Recently buying a property “off the plan” has become more and more common place for both investors and home buyers.
A key reason for developers to sell off the plan is to secure as many sales as possible to obtain funding from their lenders. Once a buyer has committed to purchase, a contract should be provided which details the particular of the purchase, including price, floor plans, lot details, sunset dates and settlement time frames.
While buying off the plan appears great in theory and can result in rewards, there are a lot of statutory obligations to be complied with to ensure that the parties enter into a binding contract. The most common non-compliance issues in off the plan contracts appear in the disclosure statement.
In order to comply with the requirements of section 213 of the BCCMA a disclosure statement to a contract must include the following:
|CHECKLIST FOR DISCLOSURE ENCLOSURES|

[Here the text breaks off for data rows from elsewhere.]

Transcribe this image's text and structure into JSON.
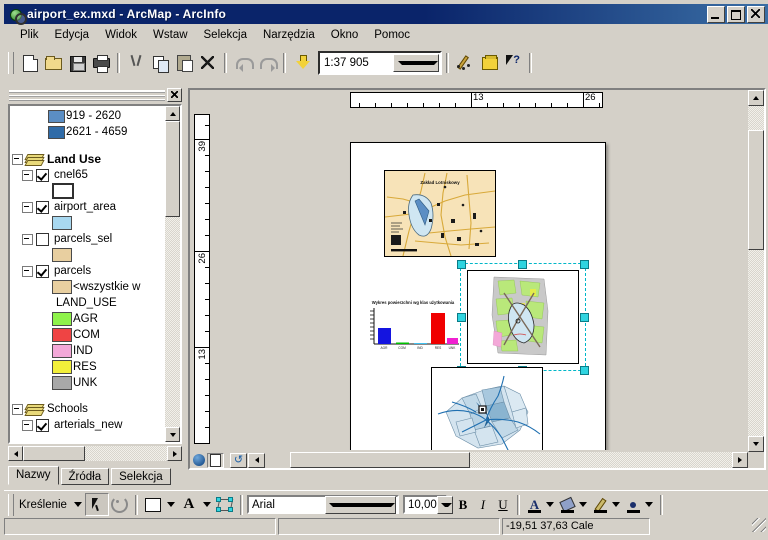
{
  "window": {
    "title": "airport_ex.mxd - ArcMap - ArcInfo",
    "icon": "arcmap-globe-icon",
    "minimize_label": "minimize-button",
    "maximize_label": "maximize-button",
    "close_label": "close-button"
  },
  "menubar": {
    "items": [
      {
        "label": "Plik"
      },
      {
        "label": "Edycja"
      },
      {
        "label": "Widok"
      },
      {
        "label": "Wstaw"
      },
      {
        "label": "Selekcja"
      },
      {
        "label": "Narzędzia"
      },
      {
        "label": "Okno"
      },
      {
        "label": "Pomoc"
      }
    ]
  },
  "toolbar": {
    "buttons": [
      {
        "name": "new-document-icon",
        "tip": "Nowy"
      },
      {
        "name": "open-folder-icon",
        "tip": "Otwórz"
      },
      {
        "name": "save-disk-icon",
        "tip": "Zapisz"
      },
      {
        "name": "print-icon",
        "tip": "Drukuj"
      },
      {
        "name": "cut-scissors-icon",
        "tip": "Wytnij"
      },
      {
        "name": "copy-icon",
        "tip": "Kopiuj"
      },
      {
        "name": "paste-icon",
        "tip": "Wklej"
      },
      {
        "name": "delete-x-icon",
        "tip": "Usuń"
      },
      {
        "name": "undo-icon",
        "tip": "Cofnij"
      },
      {
        "name": "redo-icon",
        "tip": "Ponów"
      },
      {
        "name": "add-data-icon",
        "tip": "Dodaj dane"
      }
    ],
    "scale": {
      "value": "1:37 905",
      "dropdown": "chevron-down-icon"
    },
    "right_buttons": [
      {
        "name": "editor-tool-icon",
        "tip": "Edytor"
      },
      {
        "name": "arctoolbox-icon",
        "tip": "ArcToolbox"
      },
      {
        "name": "context-help-icon",
        "tip": "Pomoc kontekstowa"
      }
    ]
  },
  "toc": {
    "panel_close": "close-icon",
    "scroll": {
      "up": "scroll-up-arrow",
      "down": "scroll-down-arrow",
      "left": "scroll-left-arrow",
      "right": "scroll-right-arrow"
    },
    "legend_top": [
      {
        "label": "919 - 2620",
        "color": "#5b8ec4"
      },
      {
        "label": "2621 - 4659",
        "color": "#2f6ba8"
      }
    ],
    "groups": [
      {
        "name": "Land Use",
        "expander": "minus",
        "layers": [
          {
            "label": "cnel65",
            "checked": true,
            "swatch": "#ffffff",
            "outline": "#303030"
          },
          {
            "label": "airport_area",
            "checked": true,
            "swatch": "#a8d8f0",
            "outline": "#4a6a80"
          },
          {
            "label": "parcels_sel",
            "checked": false,
            "swatch": "#e8cfa0",
            "outline": "#7a6540"
          },
          {
            "label": "parcels",
            "checked": true,
            "swatch": null,
            "outline": null
          }
        ]
      }
    ],
    "parcels_symbology": {
      "all_other": {
        "label": "<wszystkie w",
        "color": "#e8cfa0"
      },
      "field": "LAND_USE",
      "classes": [
        {
          "label": "AGR",
          "color": "#8ef24a"
        },
        {
          "label": "COM",
          "color": "#ef4444"
        },
        {
          "label": "IND",
          "color": "#f3a8d8"
        },
        {
          "label": "RES",
          "color": "#f2ef3a"
        },
        {
          "label": "UNK",
          "color": "#a8a8a8"
        }
      ]
    },
    "schools_group": {
      "name": "Schools",
      "expander": "minus",
      "layers": [
        {
          "label": "arterials_new",
          "checked": true
        }
      ]
    },
    "tabs": [
      {
        "label": "Nazwy",
        "active": true
      },
      {
        "label": "Źródła",
        "active": false
      },
      {
        "label": "Selekcja",
        "active": false
      }
    ]
  },
  "layout": {
    "horizontal_ruler_ticks": [
      "13",
      "26"
    ],
    "vertical_ruler_ticks": [
      "39",
      "26",
      "13"
    ],
    "elements": [
      {
        "name": "overview-map-frame",
        "title": "Zakład Lotniskowy",
        "selected": false
      },
      {
        "name": "landuse-bar-chart",
        "title": "Wykres powierzchni wg klas użytkowania",
        "selected": false
      },
      {
        "name": "landuse-map-frame",
        "selected": true
      },
      {
        "name": "county-map-frame",
        "selected": false
      }
    ],
    "selection_handles": 8,
    "view_buttons": [
      {
        "name": "layout-view-icon"
      },
      {
        "name": "refresh-icon"
      },
      {
        "name": "pause-draw-icon"
      }
    ]
  },
  "chart_data": {
    "type": "bar",
    "title": "Wykres powierzchni wg klas użytkowania",
    "categories": [
      "AGR",
      "COM",
      "IND",
      "RES",
      "UNK"
    ],
    "values": [
      42,
      3,
      2,
      78,
      14
    ],
    "colors": [
      "#1414e0",
      "#00c000",
      "#40c0f0",
      "#f00000",
      "#f020d0"
    ],
    "xlabel": "",
    "ylabel": "",
    "ylim": [
      0,
      100
    ],
    "grid": false,
    "legend": "none"
  },
  "drawbar": {
    "menu_label": "Kreślenie",
    "select_tool": "select-arrow-icon",
    "rotate_tool": "rotate-icon",
    "shape_tool": "rectangle-icon",
    "text_tool": "text-A-icon",
    "group_tool": "group-icon",
    "font": {
      "value": "Arial",
      "dropdown": "chevron-down-icon"
    },
    "size": {
      "value": "10,00",
      "dropdown": "chevron-down-icon"
    },
    "bold": "B",
    "italic": "I",
    "underline": "U",
    "font_color": {
      "name": "font-color-icon",
      "color": "#000000"
    },
    "fill_color": {
      "name": "fill-color-icon",
      "color": "#000000"
    },
    "line_color": {
      "name": "line-color-icon",
      "color": "#000000"
    },
    "marker_color": {
      "name": "marker-color-icon",
      "color": "#000000"
    }
  },
  "status": {
    "coordinates": "-19,51  37,63 Cale",
    "resize_grip": "resize-grip-icon"
  }
}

|1. Identify the proposed lot and be accompanied by a disclosure plan which complies with section 213AA;||✓|
|2. State the date by which the seller must settle the contract for sale. Also known as the sunset date;||✓|

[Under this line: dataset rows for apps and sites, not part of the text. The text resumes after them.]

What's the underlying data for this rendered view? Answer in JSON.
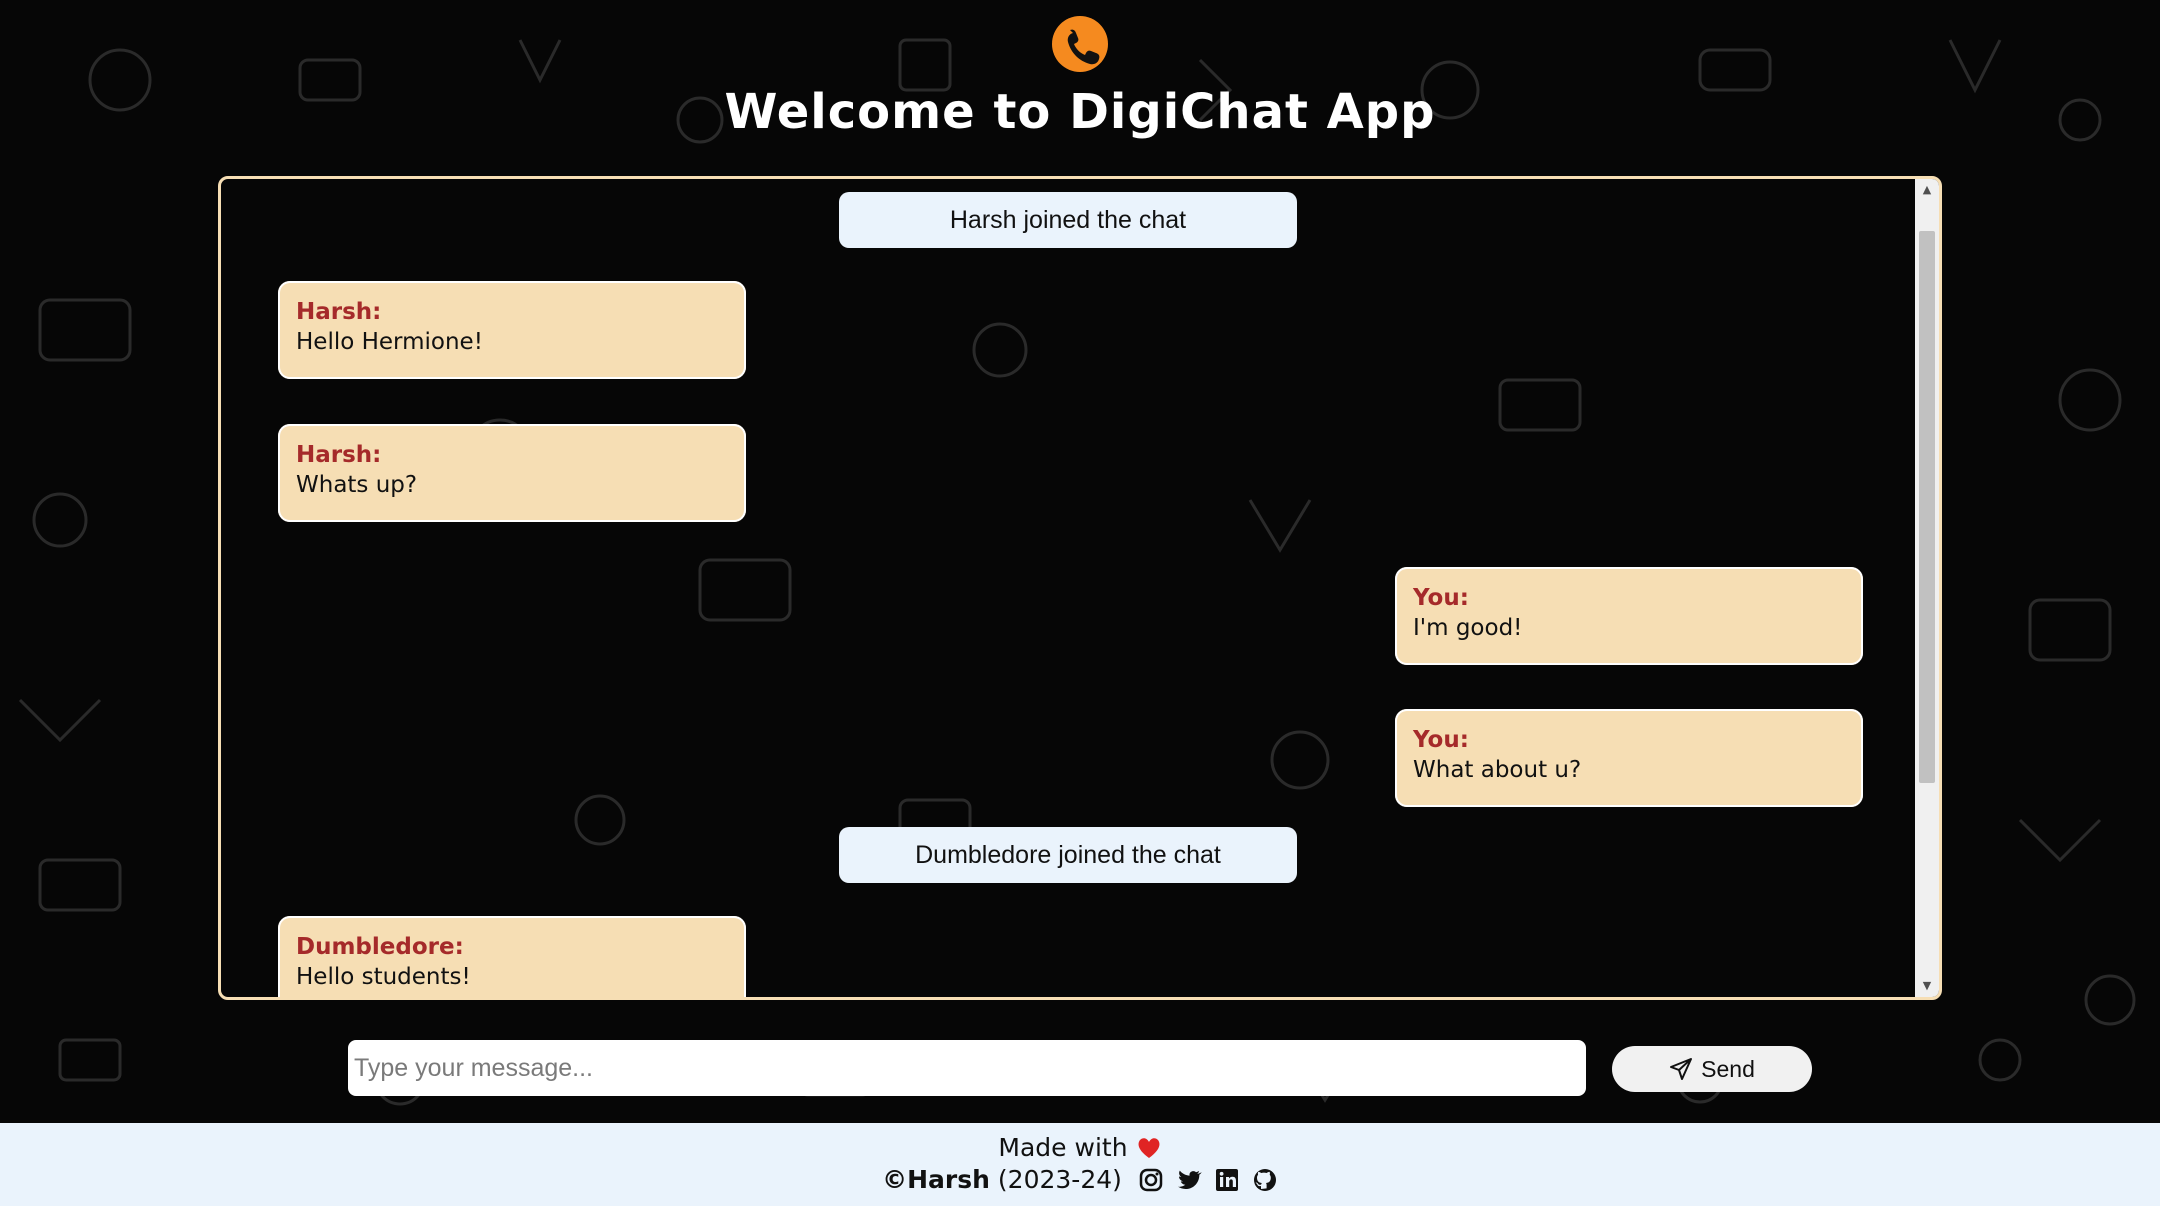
{
  "header": {
    "logo_icon": "whatsapp-phone-icon",
    "title": "Welcome to DigiChat App"
  },
  "chat": {
    "notice_1": "Harsh joined the chat",
    "notice_2": "Dumbledore joined the chat",
    "messages": [
      {
        "sender": "Harsh:",
        "text": "Hello Hermione!",
        "side": "left"
      },
      {
        "sender": "Harsh:",
        "text": "Whats up?",
        "side": "left"
      },
      {
        "sender": "You:",
        "text": "I'm good!",
        "side": "right"
      },
      {
        "sender": "You:",
        "text": "What about u?",
        "side": "right"
      },
      {
        "sender": "Dumbledore:",
        "text": "Hello students!",
        "side": "left"
      }
    ]
  },
  "composer": {
    "placeholder": "Type your message...",
    "send_label": "Send",
    "send_icon": "paper-plane-icon"
  },
  "footer": {
    "made_with": "Made with",
    "heart_icon": "heart-icon",
    "copyright": "©Harsh",
    "years": "(2023-24)",
    "social_icons": [
      "instagram-icon",
      "twitter-icon",
      "linkedin-icon",
      "github-icon"
    ]
  },
  "colors": {
    "accent": "#f58a1f",
    "bubble": "#f6deb4",
    "sender": "#a52a2a",
    "notice": "#eaf3fc",
    "background": "#050505"
  }
}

|3. State the amount of annual contributions reasonably expected to be payable to the body corporate by the owner;||✓|
|4. Provide the terms of engagement for a person such as a body corporate manager, letting agent or service contractor, including the estimated cost of the engagement to the body corporate and the proportion of cost to be borne by the owner;||✓|
|5. Details of all proposed body corporate assets; and||✓|
|6. A copy of the proposed CMS and By laws.||✓|
The disclosure statement must be signed by the seller and must be substantially complete.
It is very important as a developer, to ensure that the information provided for in the disclosure statement is accurate and complete, otherwise the buyer may have a right to terminate the contract prior to settlement.
Contact us on 07 3009 8444 to obtain specialist advice on how to form a binding off the plan contract.